Some worms live in the water, and some live on land. This Oligochaete (earth worm) lives in soil. This Spirobranchusgiganteus (Red and white Christmas tree worm) lives in the ocean.
Earthworms improve soil. Earthworms that live in topsoil dig vertical tunnels with side branches, excavate and eat the soil, passing it through their bodies and ejecting it again as waste, together with waste food and leaf particles. This process helps to add nutrients to the soil, and it improves the aeration and water-holding capacity of the soil. This helps plants grow better.
Worms help with compost. Some people like to make their soil more nutrient-rich by adding compost. Compost is made by piling wet organic matter (like leaves, grass clippings, and bits of fruit and vegetable waste) and letting it sit for a time until the matter breaks down into very small bits. When worms are added to a compost pile or container, they help break the organic matter down into those small bits more quickly. Then that substance can be put into soil to make the soil richer for growing plants in.
Tube worms create beauty. Tube worms live in the water. They anchor their tails to an underwater surface and secrete a mineral tube around their bodies.
There are worms that some people eat. The mopane worm is an important source of protein for millions of native Africans. Some of the people in Central America also eat worms (the Aguarunas, a people who live near ecquador).
And there are worms that animals eat. In addition to the early bird getting the worm, geckos and other pet reptiles eat mealworms and butterworms.
Some worms can make you or your pet sick. Tape worm and fluke There are also some worms that are harmful. Parasitic worms, such as the tapeworm, pinworm and roundworm, can make people and other animals very sick.
Worms are unique. Tubeworms - Credit: Nicolle Rager Fuller, National Science Foundation National Oceanic and Atmospheric Administration/Department of Commerce.
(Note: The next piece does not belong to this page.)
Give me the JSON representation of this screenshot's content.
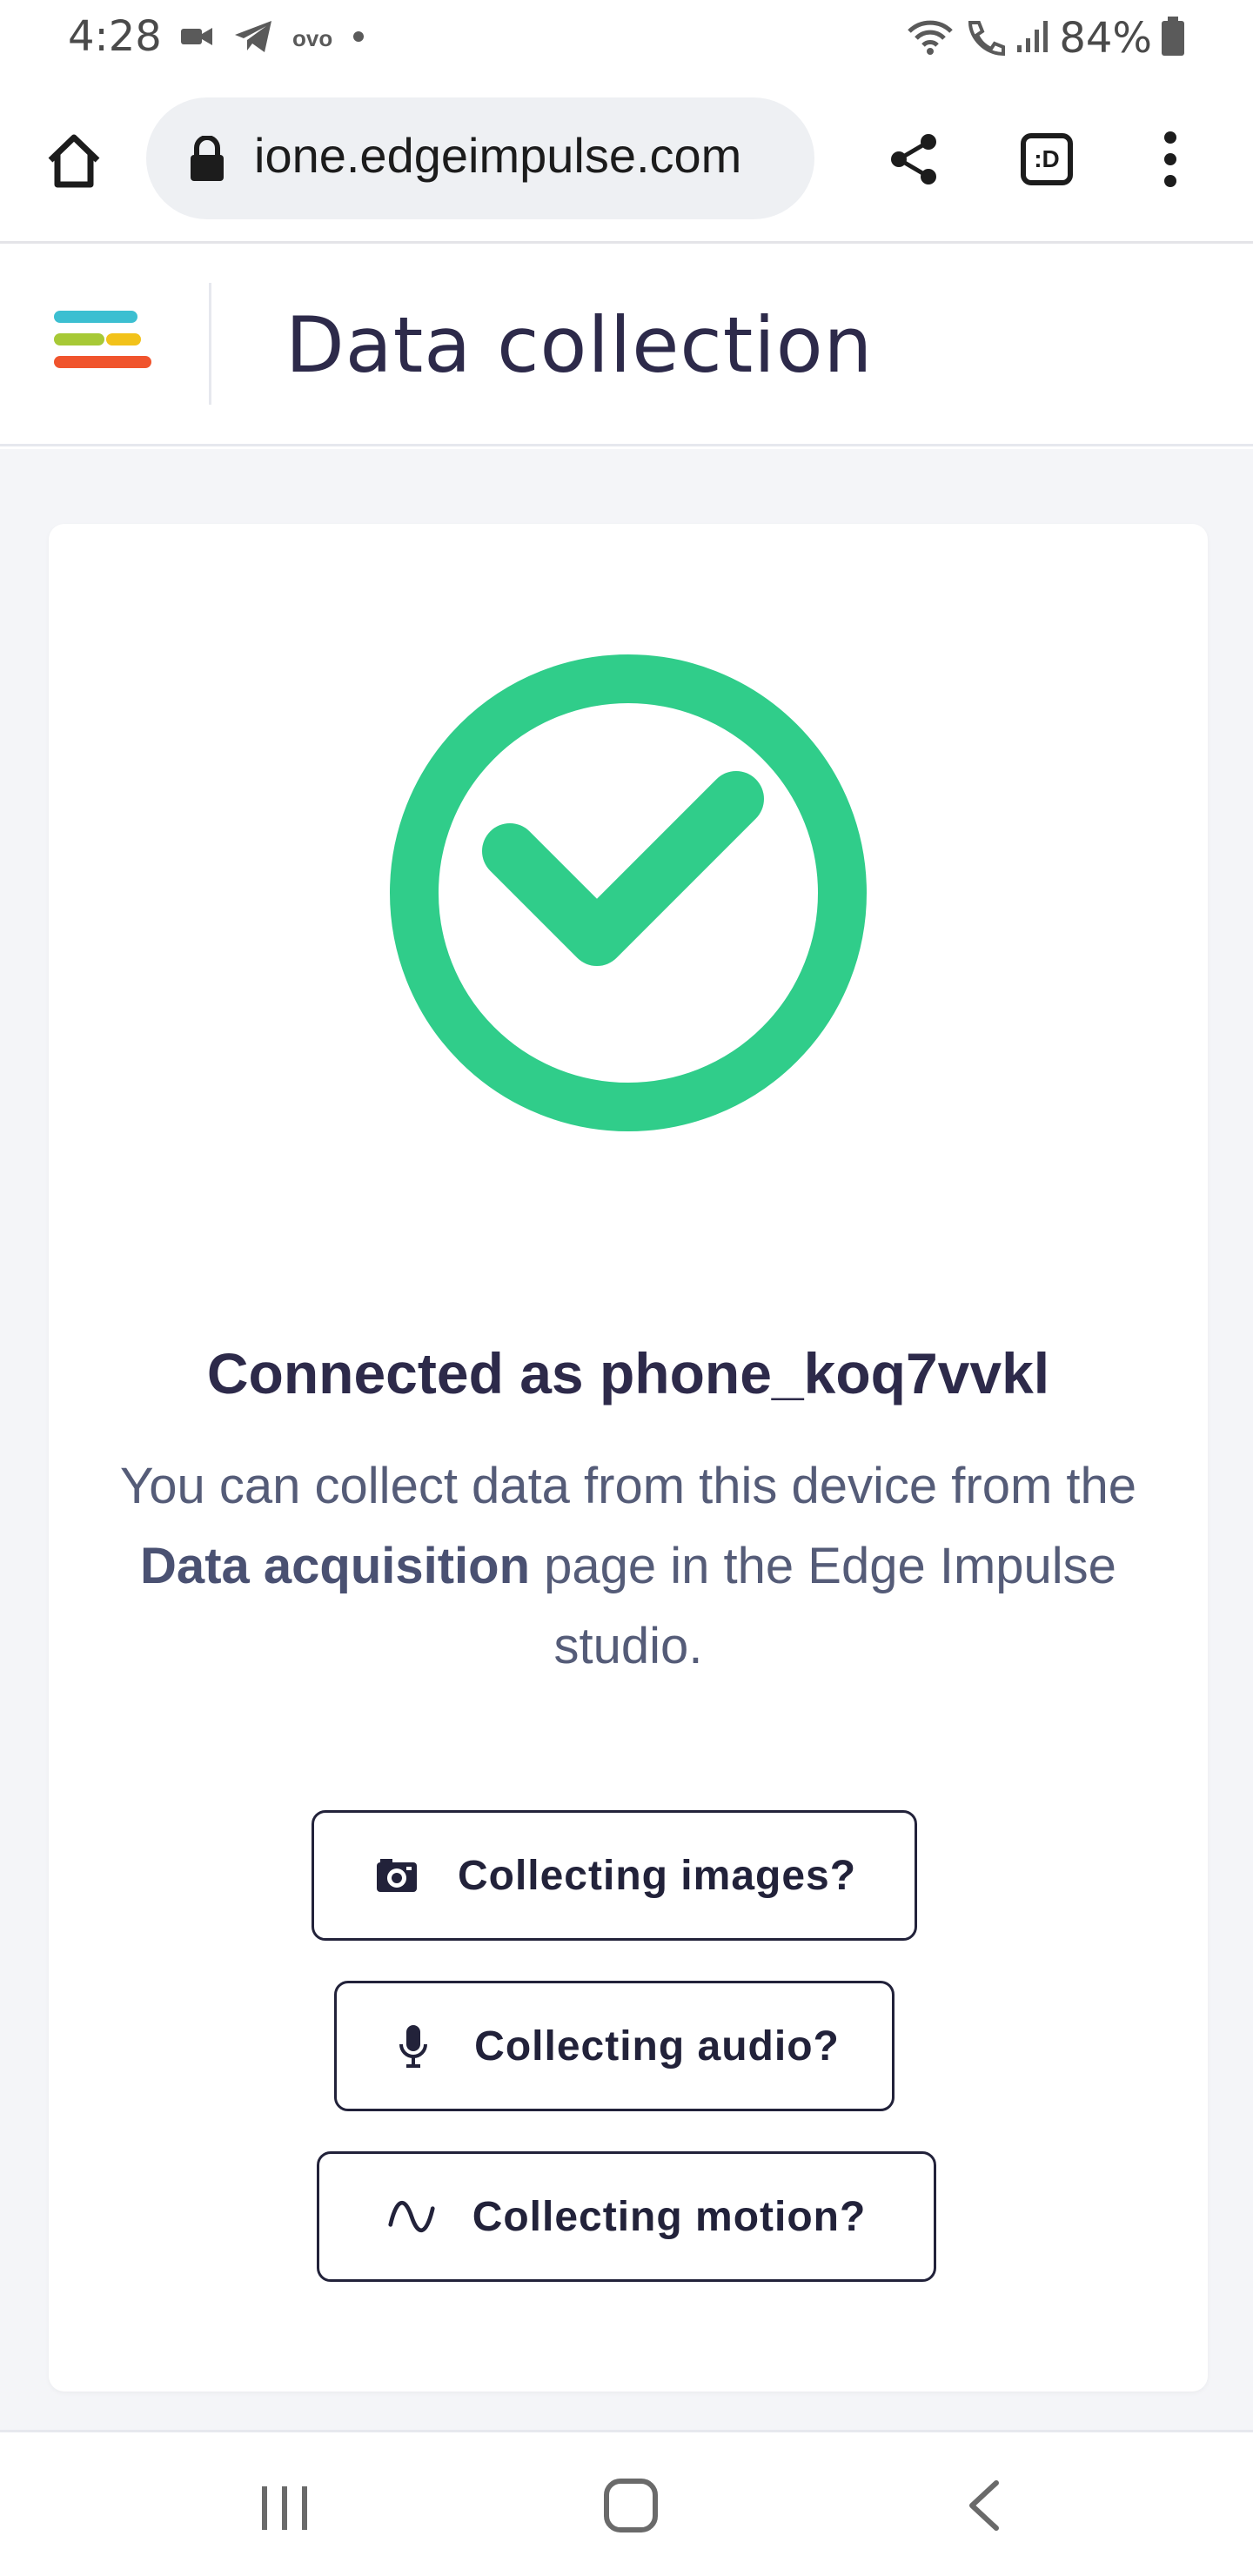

Worms show Gods’ Principle of Individuality. Live nautiliniellid worm, Image by J. Dreyer. National Oceanic and Atmospheric Administration/Department of Commerce.